But she turned to work alone, undeterred by the “enormous challenges” she faces as a woman in a largely conservative, male-dominated society.
“Sometimes I work late at night,” said Majed, dressed in paint-splattered jeans and shoes.
“The street is scary at night, and it’s not easy for a woman to be out so late,” she said.
Motorists and passers-by often slow down or stop to observe the woman on her scaffolding, brush in hand and at work.
Disparaging comments are sometimes sent to him.
“I’m learning to live with them and ignore them,” she said.
“People have gotten used to seeing a woman paint. Iraqi society accepted me.
Many Iraqis are pleasantly surprised by the transformation of their capital.
“This is the most beautiful Muzaffar,” shouted a motorist as she passed Majed as she touched up the poet’s mural.
Dubbed the “revolutionary poet,” Muzaffar al-Nawab, who spent years in prison for writing about successive repressive regimes in Iraq, holds a special place in the hearts of many Iraqis.
At least 16 murals have been painted in Baghdad, including one dedicated to Jawad Salim, considered the father of modern Iraqi art and a famous sculptor, and another to the late world-renowned Iraqi-British architect Zaha Hadid.
German sociologist Max Weber and Catholic saint Mother Teresa are among the foreigners celebrated on new murals in Baghdad.

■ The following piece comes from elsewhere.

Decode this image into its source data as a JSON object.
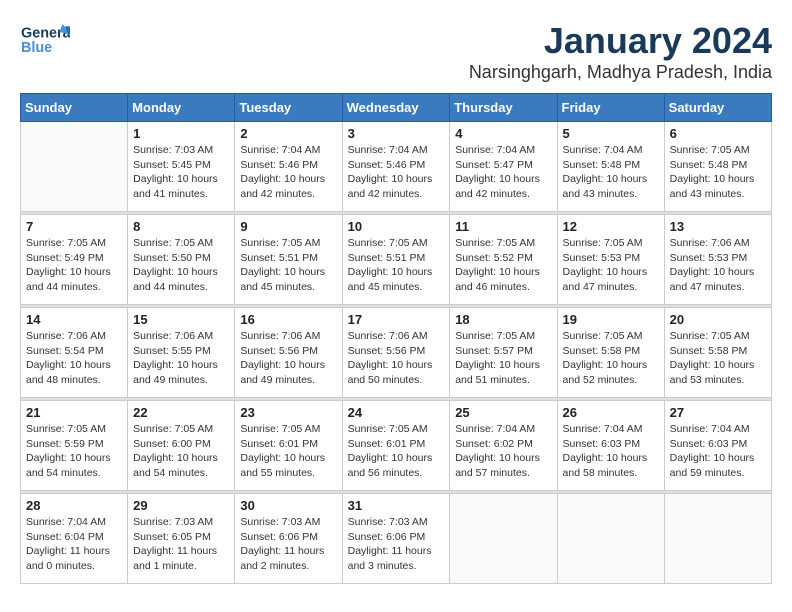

Maan, the mayor and architect by profession, chooses the subjects for Majed to paint in bright colors – a stark contrast to the rest of the city.
Baghdad’s infrastructure has been devastated by a 13-year international embargo against the late dictator Saddam Hussein’s regime, the 2003 US-led invasion that toppled him, and years of sectarian violence that culminated in the rise and fall of the Islamic State. group.
Maan acknowledges that much remains to be done to rehabilitate the city, which was once a beacon of Arab culture but now struggles, like most Iraqis, with corruption and mismanagement.
“The city is the first victim: any problem elsewhere in the country is reflected here,” Maan said.
“When unemployment skyrockets, you’ll see street vendors…and when the housing crisis hits, slums will pop up.”
Graffiti covers many buildings and facades in Baghdad, including political messages dating back to the bloody anti-government protests that rocked the country for months from late 2019.
The cables of the private generators, which are desperately needed to compensate for the chronic power cuts, add to the disfigurement of the capital.
For Majed, painting murals “brings joy” across the city of nine million people.
In the bustling neighborhood of Al-Sadriya, known for its popular market, a mural depicting two men selling watermelons has captured hearts.
“It’s a slice of Baghdad’s heritage,” said textile merchant Fadel Abu Ali, 63.
The mural is a reproduction of a work by the late artist Hafidh al-Droubi, who often depicts daily life in Baghdad.